And Rosta: predicate-argument structures

And Rosta has for many years defined loglang as a language that unambiguously encodes a limitless range of predicate-argument structures

  • In other words, a language that unambiguously encodes the syntax of Propositional Thought.
  • 'unambiguously' = what John Clifford has termed monoparsing. At minimum this requires that, where sentences are pairings of phonological form and logical form, no two sentences share the same phonological form.

Maiku: syntax-semantics isomorphism

Some crude thoughts to be developed:

My view of the definition of loglang is heavily influenced by Richard Montague's work, which in my opinion was a product of pure loglanging, albeit carried out in the opposite direction of usual loglanging: rather than starting with a grammar and adding a phonology and building up a speakable language, Montague started with an already existing natural language (namely English), focused on a "fragment" of that language, and attempted to demonstrate the formal properties of various elements of that fragment, including quantifiers, articles, and conjunctions. Open-class English content-words such as "fish", "walk", "tall" etc. were treated as predicates as might be found in any loglang, and Montague uses category theory to develop a syntactic schema to explain the allowed combinations of English's various parts of speech.

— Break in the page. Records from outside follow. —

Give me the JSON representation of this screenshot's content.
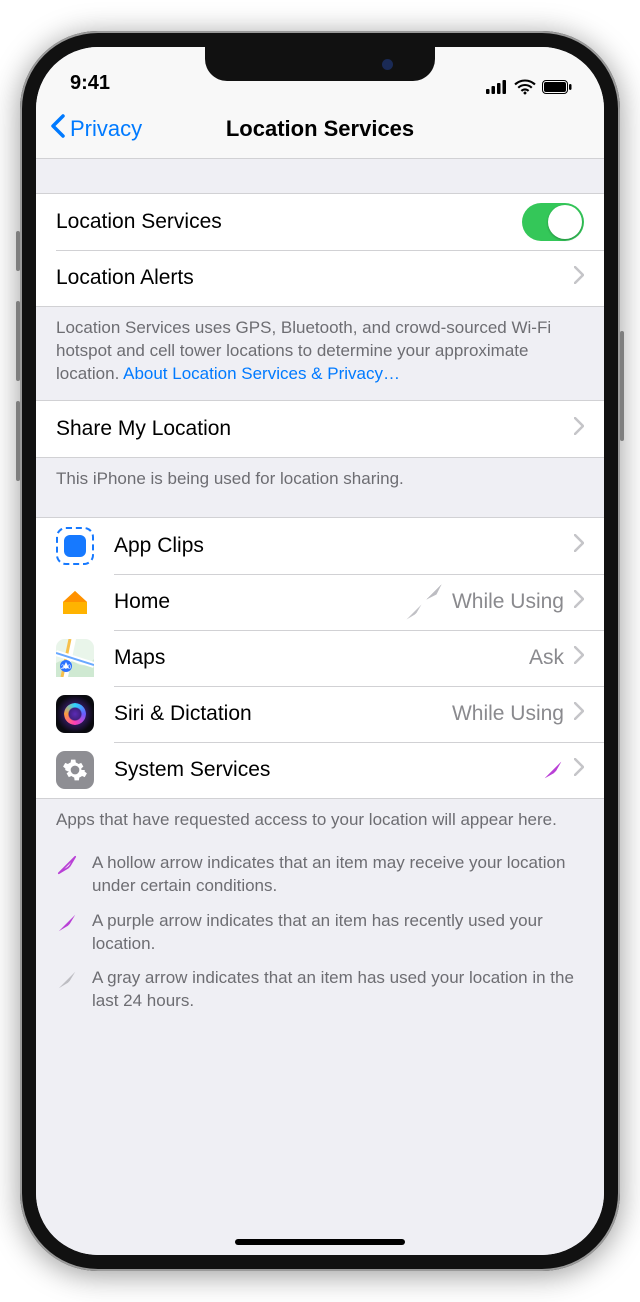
{
  "status": {
    "time": "9:41"
  },
  "nav": {
    "back": "Privacy",
    "title": "Location Services"
  },
  "rows": {
    "locationServices": "Location Services",
    "locationAlerts": "Location Alerts",
    "shareMyLocation": "Share My Location"
  },
  "footers": {
    "main": "Location Services uses GPS, Bluetooth, and crowd-sourced Wi-Fi hotspot and cell tower locations to determine your approximate location. ",
    "mainLink": "About Location Services & Privacy…",
    "share": "This iPhone is being used for location sharing.",
    "appsHeader": "Apps that have requested access to your location will appear here."
  },
  "apps": [
    {
      "name": "App Clips",
      "value": "",
      "indicator": ""
    },
    {
      "name": "Home",
      "value": "While Using",
      "indicator": "gray"
    },
    {
      "name": "Maps",
      "value": "Ask",
      "indicator": ""
    },
    {
      "name": "Siri & Dictation",
      "value": "While Using",
      "indicator": ""
    },
    {
      "name": "System Services",
      "value": "",
      "indicator": "purple"
    }
  ],
  "legend": {
    "hollow": "A hollow arrow indicates that an item may receive your location under certain conditions.",
    "purple": "A purple arrow indicates that an item has recently used your location.",
    "gray": "A gray arrow indicates that an item has used your location in the last 24 hours."
  }
}
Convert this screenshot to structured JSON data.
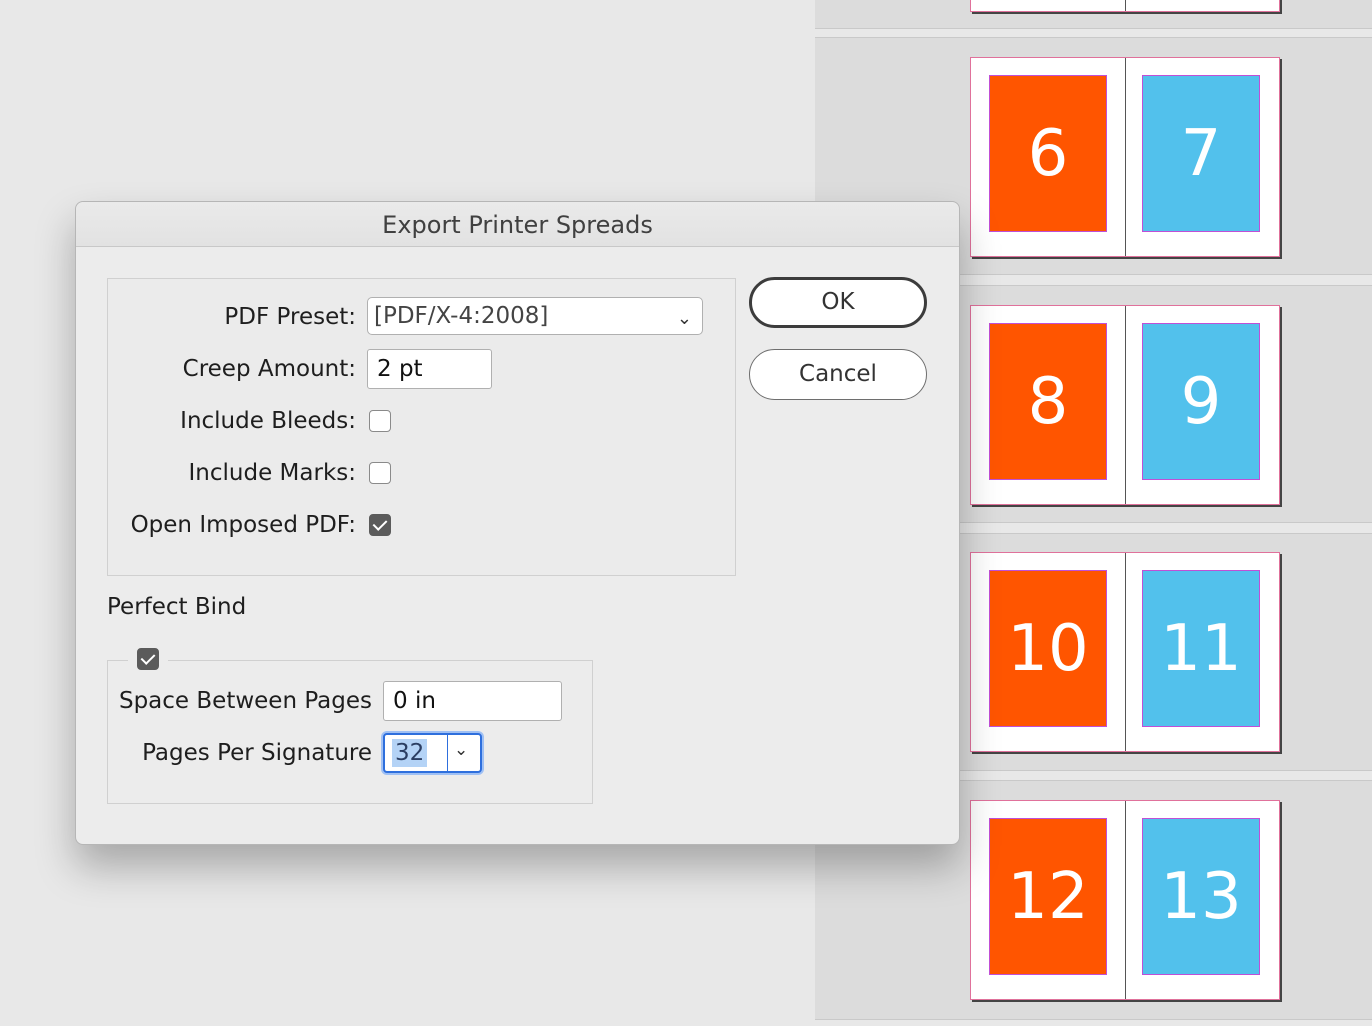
{
  "dialog": {
    "title": "Export Printer Spreads",
    "pdf_preset": {
      "label": "PDF Preset:",
      "value": "[PDF/X-4:2008]"
    },
    "creep_amount": {
      "label": "Creep Amount:",
      "value": "2 pt"
    },
    "include_bleeds": {
      "label": "Include Bleeds:",
      "checked": false
    },
    "include_marks": {
      "label": "Include Marks:",
      "checked": false
    },
    "open_imposed_pdf": {
      "label": "Open Imposed PDF:",
      "checked": true
    },
    "ok_label": "OK",
    "cancel_label": "Cancel",
    "perfect_bind": {
      "title": "Perfect Bind",
      "enabled": true,
      "space_between_pages": {
        "label": "Space Between Pages",
        "value": "0 in"
      },
      "pages_per_signature": {
        "label": "Pages Per Signature",
        "value": "32"
      }
    }
  },
  "pages_panel": {
    "spreads": [
      {
        "left": "6",
        "right": "7"
      },
      {
        "left": "8",
        "right": "9"
      },
      {
        "left": "10",
        "right": "11"
      },
      {
        "left": "12",
        "right": "13"
      }
    ],
    "colors": {
      "left_page": "#ff5500",
      "right_page": "#52c1ec"
    }
  }
}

Montague's program contains a lot of important concepts, but one I'll touch on here is the idea of syntax-semantics isomorphism, which can also be called model-theoretic semantics, which embodies the idea of a loglang not merely having a formal grammar but having an interpreted formal grammar. What this means is that every syntactic unit from sentence down to word or morpheme has an interpretation in the "model", i.e. something that the syntactic unit points to in the domain of discourse. So a sentence like "le mlatu cu xekri" expresses the proposition that the cat is black. This sentence can be decomposed into "le mlatu", which expresses a first-order entity, namely the cat, and "cu xekri" which is roughly a mapping from first-order entities to truth values, or to propositions (i.e., a predicate). "Le mlatu" can be further decomposed into the choice operation "le" and another predicate "mlatu". Thus, the overall structure of the sentence observes Frege's principle of compositionality from top to bottom. In constructing loglangs, the loglanger carries this principle to the furthest limit -- ideally, there is one formal rule of semantic interpretation for each formal rule of grammar (morphology and above). This one-for-one ideal is one that has been all too often neglected in the history of loglanging, but in my humble opinion it's the ultimate goal, without which formal grammars amount to rather pointless string rewriting rules.